**What needs to be done:** The records that follow must be reproduced in full, with every picture excluded.

**Data for this task:**

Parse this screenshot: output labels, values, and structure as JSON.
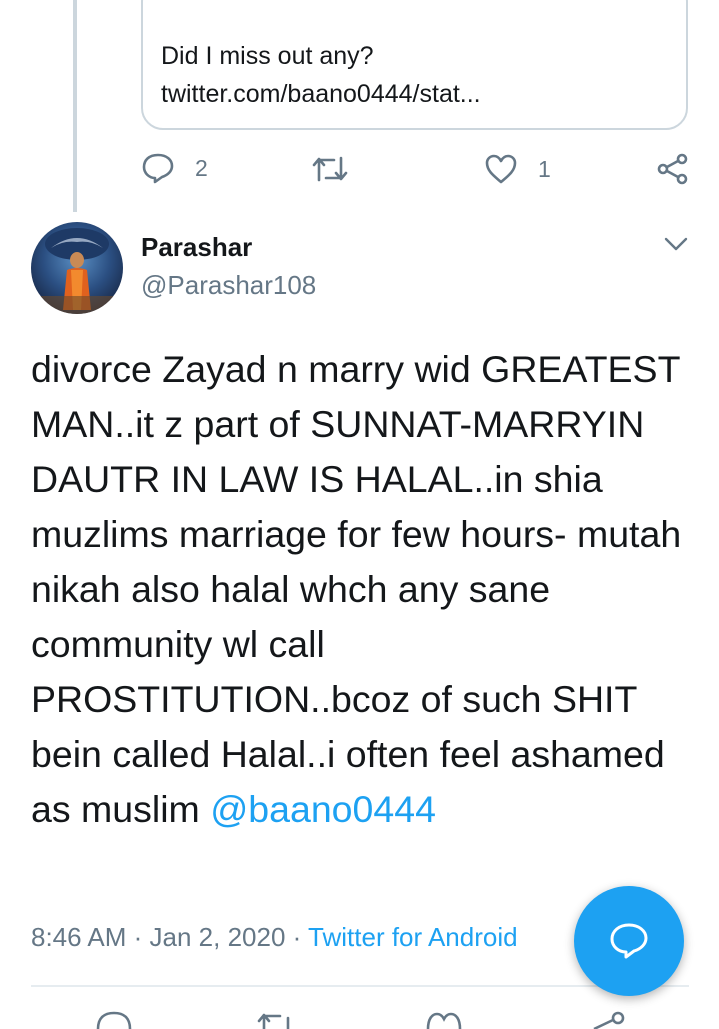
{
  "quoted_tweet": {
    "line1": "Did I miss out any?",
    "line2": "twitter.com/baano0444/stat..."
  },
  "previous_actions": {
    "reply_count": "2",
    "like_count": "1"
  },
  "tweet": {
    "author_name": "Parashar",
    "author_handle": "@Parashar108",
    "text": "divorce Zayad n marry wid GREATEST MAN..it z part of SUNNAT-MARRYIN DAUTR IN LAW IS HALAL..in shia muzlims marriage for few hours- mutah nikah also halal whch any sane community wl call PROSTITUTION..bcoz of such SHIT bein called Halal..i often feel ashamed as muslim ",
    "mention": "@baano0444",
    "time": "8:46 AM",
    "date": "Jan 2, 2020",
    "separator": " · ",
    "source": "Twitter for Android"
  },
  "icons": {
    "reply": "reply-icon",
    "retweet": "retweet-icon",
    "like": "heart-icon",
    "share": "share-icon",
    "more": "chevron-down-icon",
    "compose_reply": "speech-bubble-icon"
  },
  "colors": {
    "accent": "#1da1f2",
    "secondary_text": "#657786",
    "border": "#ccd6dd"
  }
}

**Reply to the task:**
Parse this screenshot: output labels, values, and structure as JSON.
{
  "quoted_tweet": {
    "line1": "Did I miss out any?",
    "line2": "twitter.com/baano0444/stat..."
  },
  "previous_actions": {
    "reply_count": "2",
    "like_count": "1"
  },
  "tweet": {
    "author_name": "Parashar",
    "author_handle": "@Parashar108",
    "text": "divorce Zayad n marry wid GREATEST MAN..it z part of SUNNAT-MARRYIN DAUTR IN LAW IS HALAL..in shia muzlims marriage for few hours- mutah nikah also halal whch any sane community wl call PROSTITUTION..bcoz of such SHIT bein called Halal..i often feel ashamed as muslim ",
    "mention": "@baano0444",
    "time": "8:46 AM",
    "date": "Jan 2, 2020",
    "separator": " · ",
    "source": "Twitter for Android"
  },
  "icons": {
    "reply": "reply-icon",
    "retweet": "retweet-icon",
    "like": "heart-icon",
    "share": "share-icon",
    "more": "chevron-down-icon",
    "compose_reply": "speech-bubble-icon"
  },
  "colors": {
    "accent": "#1da1f2",
    "secondary_text": "#657786",
    "border": "#ccd6dd"
  }
}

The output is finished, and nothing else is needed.